WHEN Premier Christy Clark told us this week 'mistakes were made' in the handling of the Liberals' quick wins strategy, she chose ominous words.
It's a classic phrase, long used by politicians to acknowledge problems, while attempting to deflect responsibility for them.
But for anyone who cares about the way democracy is supposed to work, the report into the ethnic vote scandal - and its detailing of Machiavellian power mongering in Victoria - is bad.
The report makes it clear those near the top of the heap in Liberal circles didn't just consider the business of running the government and the business of getting the party re-elected projects to be blurred, they didn't consider them separate at all.
It's not that they didn't know lines were being crossed. They didn't care and actively encouraged it.
For the party hacks in charge of the program, government was a resource to be plundered in their attempts to hold on to power.
The provincial Liberals aren't the only ones who practise this line of thinking.
But it is indicative of a government that has forgotten it is supposed to be governing, not campaigning.
It is a political world where every policy and action is viewed through an intensely partisan lens, and the next campaign begins the day after the election.

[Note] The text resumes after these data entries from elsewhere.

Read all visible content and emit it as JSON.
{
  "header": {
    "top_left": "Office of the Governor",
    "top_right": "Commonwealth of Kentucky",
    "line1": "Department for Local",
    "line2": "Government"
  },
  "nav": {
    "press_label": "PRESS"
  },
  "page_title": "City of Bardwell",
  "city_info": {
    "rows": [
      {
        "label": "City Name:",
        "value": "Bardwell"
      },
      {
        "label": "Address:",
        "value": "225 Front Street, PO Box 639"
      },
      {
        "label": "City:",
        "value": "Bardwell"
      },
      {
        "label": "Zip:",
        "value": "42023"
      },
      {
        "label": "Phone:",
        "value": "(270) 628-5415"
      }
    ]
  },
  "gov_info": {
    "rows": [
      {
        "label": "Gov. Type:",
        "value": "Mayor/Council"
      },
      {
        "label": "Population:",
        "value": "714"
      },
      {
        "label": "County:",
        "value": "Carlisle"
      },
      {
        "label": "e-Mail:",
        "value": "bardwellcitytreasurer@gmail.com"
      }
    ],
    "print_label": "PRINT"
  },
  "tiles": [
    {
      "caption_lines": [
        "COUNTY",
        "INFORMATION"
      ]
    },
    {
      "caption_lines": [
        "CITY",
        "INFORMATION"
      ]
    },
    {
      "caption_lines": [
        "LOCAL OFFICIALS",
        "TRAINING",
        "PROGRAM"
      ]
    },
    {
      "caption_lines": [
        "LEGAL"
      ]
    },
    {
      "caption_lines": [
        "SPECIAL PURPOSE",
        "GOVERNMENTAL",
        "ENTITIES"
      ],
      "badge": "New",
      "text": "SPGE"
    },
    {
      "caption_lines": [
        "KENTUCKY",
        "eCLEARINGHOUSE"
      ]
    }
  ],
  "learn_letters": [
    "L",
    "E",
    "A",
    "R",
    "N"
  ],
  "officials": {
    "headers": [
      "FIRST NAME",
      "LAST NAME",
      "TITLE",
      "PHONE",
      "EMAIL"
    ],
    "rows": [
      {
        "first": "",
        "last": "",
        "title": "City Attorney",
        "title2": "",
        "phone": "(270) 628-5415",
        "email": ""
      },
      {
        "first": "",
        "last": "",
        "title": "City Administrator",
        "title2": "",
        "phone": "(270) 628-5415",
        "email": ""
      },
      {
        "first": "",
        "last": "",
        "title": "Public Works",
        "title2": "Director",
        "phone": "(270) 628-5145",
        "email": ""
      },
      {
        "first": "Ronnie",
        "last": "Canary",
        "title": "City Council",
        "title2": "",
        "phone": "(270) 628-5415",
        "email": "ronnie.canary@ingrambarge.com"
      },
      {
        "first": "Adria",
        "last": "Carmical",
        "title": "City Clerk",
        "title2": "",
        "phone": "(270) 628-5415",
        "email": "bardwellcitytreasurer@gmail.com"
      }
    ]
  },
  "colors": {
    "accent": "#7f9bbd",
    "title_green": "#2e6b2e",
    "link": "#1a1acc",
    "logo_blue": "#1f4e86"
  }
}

Plans like the quick wins strategy and the actions of those in charge are simply a natural, insidious outgrowth of that mindset, where the goal of hanging on to power justifies all means.